We returned to the hospital at about half four and were shown to the parent's quiet room. It was another two hours before we were told she was in recovery and the operation had gone well. We rushed down to get her and she immediately rolled herself over and pushed herself up for a cuddle. Bless the medical staff who very calmly tried to keep her from wrapping herself up in the various tubes and wires that were attached to her. She also managed to remove her head bandage within the first 5 minutes! The staff quickly gave up trying to keep her still and calm in the bed and let me pick her up for a cuddle. I was asked to try and keep her semi-prone but the worst that would happen to her would be a headache. We were wheeled to ITU in a wheel chair!

Millie didn't need to be in ITU but another child who was also being operated on did. The nurses in HDU also cover ITU so whenever a child needs to be in ITU everyone in HDU is shipped enmass. The other child turned out to be Megan and the nurses worked on her ALL night long. I have never seen anything like it. The last thing they needed was us. Millie has gone down in Frenchays history book. She talked non stop for 14 hours following the operation! They even dosed her up on morphine in an attempt to keep her calm but even that didn't shut her up. She lay still for most of the night but just kept talking about anything that came into her head. I got a couple of hours sleep next to her.

It was good to see the doctors smiling over her and the next morning we were moved out of ITU (to the relief of the nurses and us) and onto a normal ward.

After moving to the ward Millie fell asleep. I left my husband to sit by her whilst I got some breakfast and showered. Typically, she didn't sleep for long - only a couple of hours. She became quite agitated and I had to go back to her bedside. Shortly after this she had a seizure. It was the most terrifying thing ever and something I really, really don't want to happen again. It started with her talking and looking a bit odd. She said her right arm hurt and kept saying "Stop it".  Her right arm started twitching, her sats dropped rapidly and I hit the nurses call button. The rest happened very quickly but was almost in slow motion. Millie started twitching down the whole of her right side and the nurse got a doctor.

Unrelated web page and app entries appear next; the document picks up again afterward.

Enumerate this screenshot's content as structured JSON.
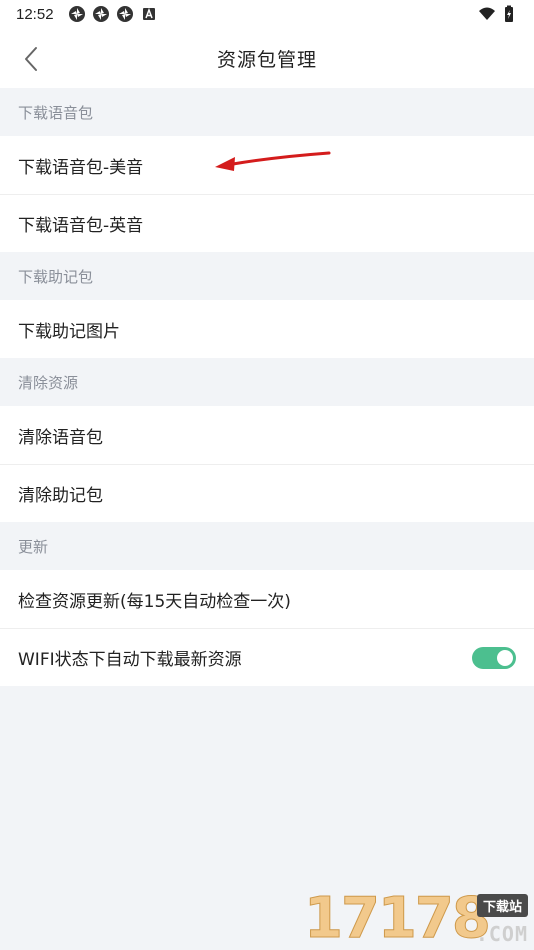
{
  "status_bar": {
    "time": "12:52",
    "left_icons": [
      "app-notification-icon",
      "app-notification-icon",
      "app-notification-icon",
      "font-a-icon"
    ],
    "right_icons": [
      "wifi-icon",
      "battery-charging-icon"
    ]
  },
  "header": {
    "title": "资源包管理",
    "back_icon": "chevron-left-icon"
  },
  "sections": [
    {
      "header": "下载语音包",
      "items": [
        "下载语音包-美音",
        "下载语音包-英音"
      ]
    },
    {
      "header": "下载助记包",
      "items": [
        "下载助记图片"
      ]
    },
    {
      "header": "清除资源",
      "items": [
        "清除语音包",
        "清除助记包"
      ]
    },
    {
      "header": "更新",
      "items": [
        "检查资源更新(每15天自动检查一次)",
        "WIFI状态下自动下载最新资源"
      ]
    }
  ],
  "auto_download_toggle": {
    "on": true
  },
  "colors": {
    "background": "#f2f4f7",
    "section_header_text": "#8a8f99",
    "toggle_on": "#4cbf8f",
    "annotation_arrow": "#e02020"
  },
  "watermark": {
    "digits": "17178",
    "badge": "下载站",
    "suffix": ".COM"
  }
}
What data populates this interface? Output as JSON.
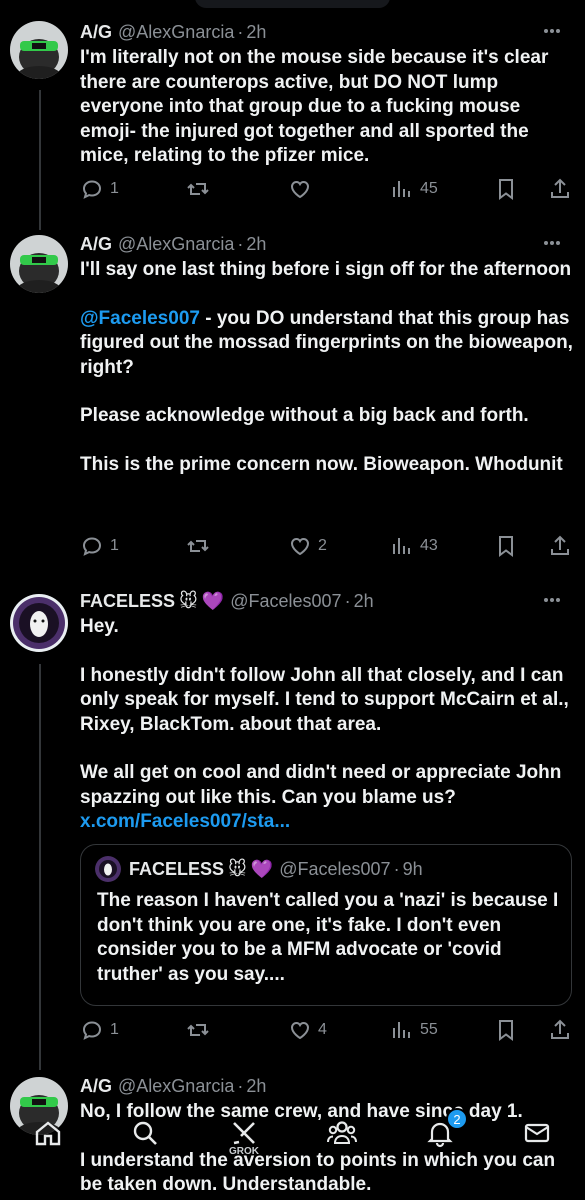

Millie then started a full seizure and suddenly there were loads of nurses and another doctor around her bed side. I had to leave I couldn't watch Millie like that.

The seizure lasted 25 minutes and she needed 2 lots of sedation. They immediately took her for a CT scan (there was some bulging on the side of her head) and returned her to HDU. Fortunately the scan came back clear - no fluids, swellings or blood clots. The bulge was the collection of fluid between the skin and skull which would have been kept under control if she had kept her bandage on! They did need to keep an eye on the bulge but it got smaller over the next few days. She had had what was called a focal seizure - a risk of any brain damage, and her brain is damaged on the left hand side. The seizures take place on the other side of the body. We were warned that she would be drowsy for a while and would have quite a hangover, not just from the seizure but also from the drugs. Another night in HDU.

Two days after the operation Millie was taken for an MRI to determine how much tumour had been removed. We couldn't believe it when they came back and said that it had all been removed. It meant we could start to concentrate on getting Millie fit and strong again. We still needed to wait for the histology results which would take 4-5 days. Again, the next few days are very vague. Millie was very weak to start with and unable even to sit herself up. But within a couple of days she was sitting in a highchair and feeding herself. A few days later and she was crawling, then she was up on her feet and walking with support. Her physical progress was incredible - nothing was going to hold her back.